“We work with you to do your business models, your business plans and to get registered. In all of that, a lot of capacity building is taking place. So we will have workshops on how to sell, how to negotiate, deportment, how to write your own business plan, how to update your own business plan, how to write your own business model and how to update your own business model,” she informs.

Ms. Ranger tells JIS News that the first step in the programme is undertaking an assessment to find out more about the business idea and how much support is needed.

“We have [stages] that we take our local initiatives through, so it’s from the concept of an idea to formal matriculation. Along the way they are assessed,” the Director says.

Entities are invited to fill out a questionnaire and they receive assistance in crafting a unique support plan that meets their individual needs. “It is how we are going to take you all the way up to matriculation. It identifies your gaps… if you need to be taught packaging, good manufacturing practices, everything,” Ms. Ranger outlines.

The SDC partners with other state agencies to offer support to programme participants.

“For example, we work a lot with the HEART/NSTA Trust, we work a lot with the Jamaica Business Development Corporation (JBDC), depending on the level at which the local economic initiative is,” Ms. Ranger notes.

She tells JIS News that the LEDSP is working with 422 community enterprises, with the majority, more than 60 per cent, involved in agro processing.

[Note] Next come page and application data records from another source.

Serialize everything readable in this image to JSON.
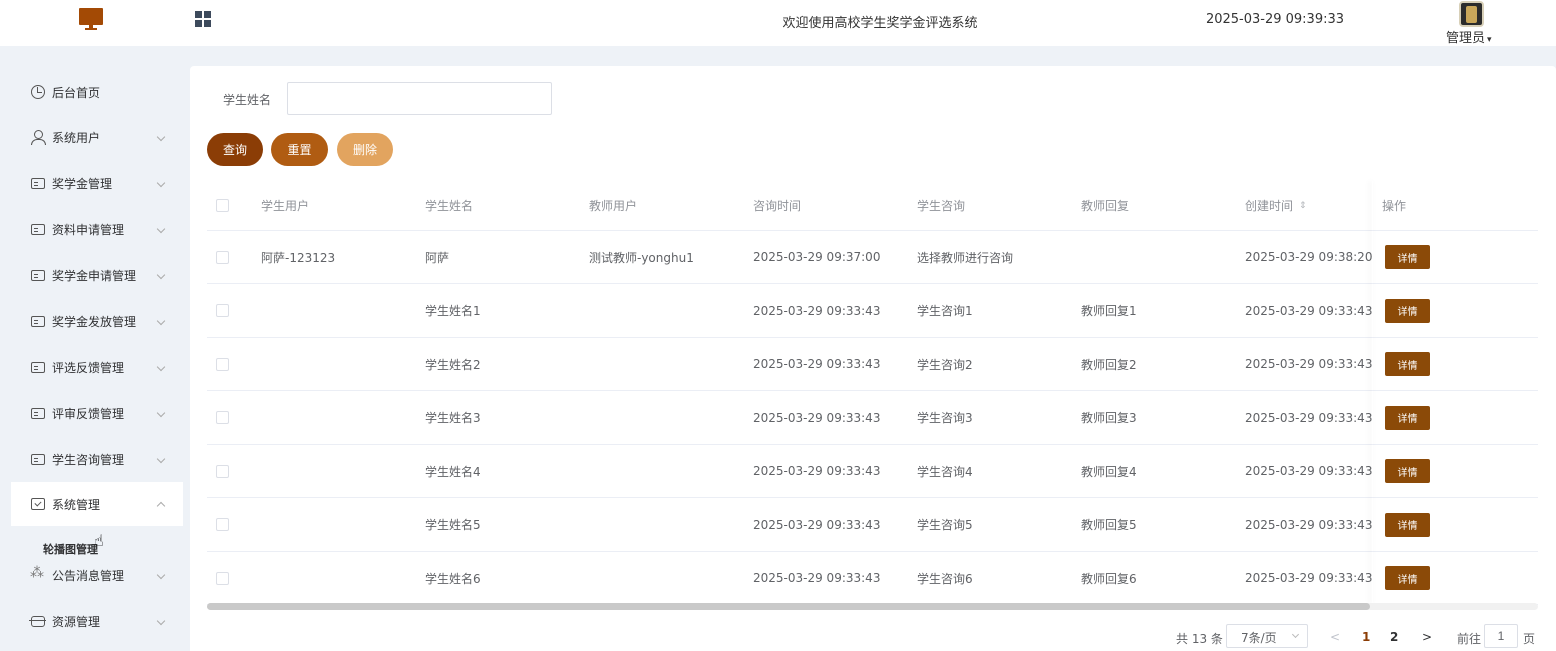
{
  "header": {
    "title": "欢迎使用高校学生奖学金评选系统",
    "datetime": "2025-03-29 09:39:33",
    "user": "管理员"
  },
  "sidebar": {
    "items": [
      {
        "label": "后台首页",
        "icon": "clock-icon"
      },
      {
        "label": "系统用户",
        "icon": "user-icon"
      },
      {
        "label": "奖学金管理",
        "icon": "card-icon"
      },
      {
        "label": "资料申请管理",
        "icon": "card-icon"
      },
      {
        "label": "奖学金申请管理",
        "icon": "card-icon"
      },
      {
        "label": "奖学金发放管理",
        "icon": "card-icon"
      },
      {
        "label": "评选反馈管理",
        "icon": "card-icon"
      },
      {
        "label": "评审反馈管理",
        "icon": "card-icon"
      },
      {
        "label": "学生咨询管理",
        "icon": "card-icon"
      },
      {
        "label": "系统管理",
        "icon": "folder-icon"
      },
      {
        "label": "公告消息管理",
        "icon": "sparkle-icon"
      },
      {
        "label": "资源管理",
        "icon": "box-icon"
      }
    ],
    "sub_item": "轮播图管理"
  },
  "search": {
    "label": "学生姓名",
    "value": "",
    "placeholder": ""
  },
  "buttons": {
    "query": "查询",
    "reset": "重置",
    "delete": "删除"
  },
  "table": {
    "columns": [
      "学生用户",
      "学生姓名",
      "教师用户",
      "咨询时间",
      "学生咨询",
      "教师回复",
      "创建时间",
      "操作"
    ],
    "sort_icon": "sort-icon",
    "action_label": "详情",
    "rows": [
      {
        "student_user": "阿萨-123123",
        "student_name": "阿萨",
        "teacher_user": "测试教师-yonghu1",
        "consult_time": "2025-03-29 09:37:00",
        "consult": "选择教师进行咨询",
        "reply": "",
        "created": "2025-03-29 09:38:20"
      },
      {
        "student_user": "",
        "student_name": "学生姓名1",
        "teacher_user": "",
        "consult_time": "2025-03-29 09:33:43",
        "consult": "学生咨询1",
        "reply": "教师回复1",
        "created": "2025-03-29 09:33:43"
      },
      {
        "student_user": "",
        "student_name": "学生姓名2",
        "teacher_user": "",
        "consult_time": "2025-03-29 09:33:43",
        "consult": "学生咨询2",
        "reply": "教师回复2",
        "created": "2025-03-29 09:33:43"
      },
      {
        "student_user": "",
        "student_name": "学生姓名3",
        "teacher_user": "",
        "consult_time": "2025-03-29 09:33:43",
        "consult": "学生咨询3",
        "reply": "教师回复3",
        "created": "2025-03-29 09:33:43"
      },
      {
        "student_user": "",
        "student_name": "学生姓名4",
        "teacher_user": "",
        "consult_time": "2025-03-29 09:33:43",
        "consult": "学生咨询4",
        "reply": "教师回复4",
        "created": "2025-03-29 09:33:43"
      },
      {
        "student_user": "",
        "student_name": "学生姓名5",
        "teacher_user": "",
        "consult_time": "2025-03-29 09:33:43",
        "consult": "学生咨询5",
        "reply": "教师回复5",
        "created": "2025-03-29 09:33:43"
      },
      {
        "student_user": "",
        "student_name": "学生姓名6",
        "teacher_user": "",
        "consult_time": "2025-03-29 09:33:43",
        "consult": "学生咨询6",
        "reply": "教师回复6",
        "created": "2025-03-29 09:33:43"
      }
    ]
  },
  "pagination": {
    "total": "共 13 条",
    "page_size": "7条/页",
    "prev": "<",
    "pages": [
      "1",
      "2"
    ],
    "current": "1",
    "next": ">",
    "goto_prefix": "前往",
    "goto_value": "1",
    "goto_suffix": "页"
  },
  "colors": {
    "primary": "#8b3d06",
    "secondary": "#b05c12",
    "light": "#e2a45f",
    "background": "#eef2f7"
  }
}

“So you’re talking about your natural jams, natural seasonings, from Jamaica-grown herbs and spices, natural juices and so forth,” she notes.

A major component of the programme is the business fairs being held across the island, geared at exposing the entrepreneurs to potential clients. It also provides a platform for business owners to learn how to interact with customers.

“We would have the best booth competition so the SDC provides the basic items like the tent, table and two chairs and table cloth, and we will see how you transform that to attract your patrons to your booth and how you express yourself,” Ms. Ranger said.

“That has worked wonders because persons recognised that they need to be uniform. We also help you to get your business cards. Every year we provide you with a set of business cards and when that runs out you would have to buy more for the rest of the year,” she notes.

Meanwhile, Ms. Ranger says the SDC offers grants to community groups, including the local economic development grant.

“We have criteria and once you meet the criteria, you stand the chance of being approved by a selection committee for $150,000. So its money to buy machinery, to get your labels, to get registered, to expand your business [and so forth],” she tells JIS News.

For more information on the programme, persons may call the SDC at (876) 928-8304 or visit the website at

Skip to content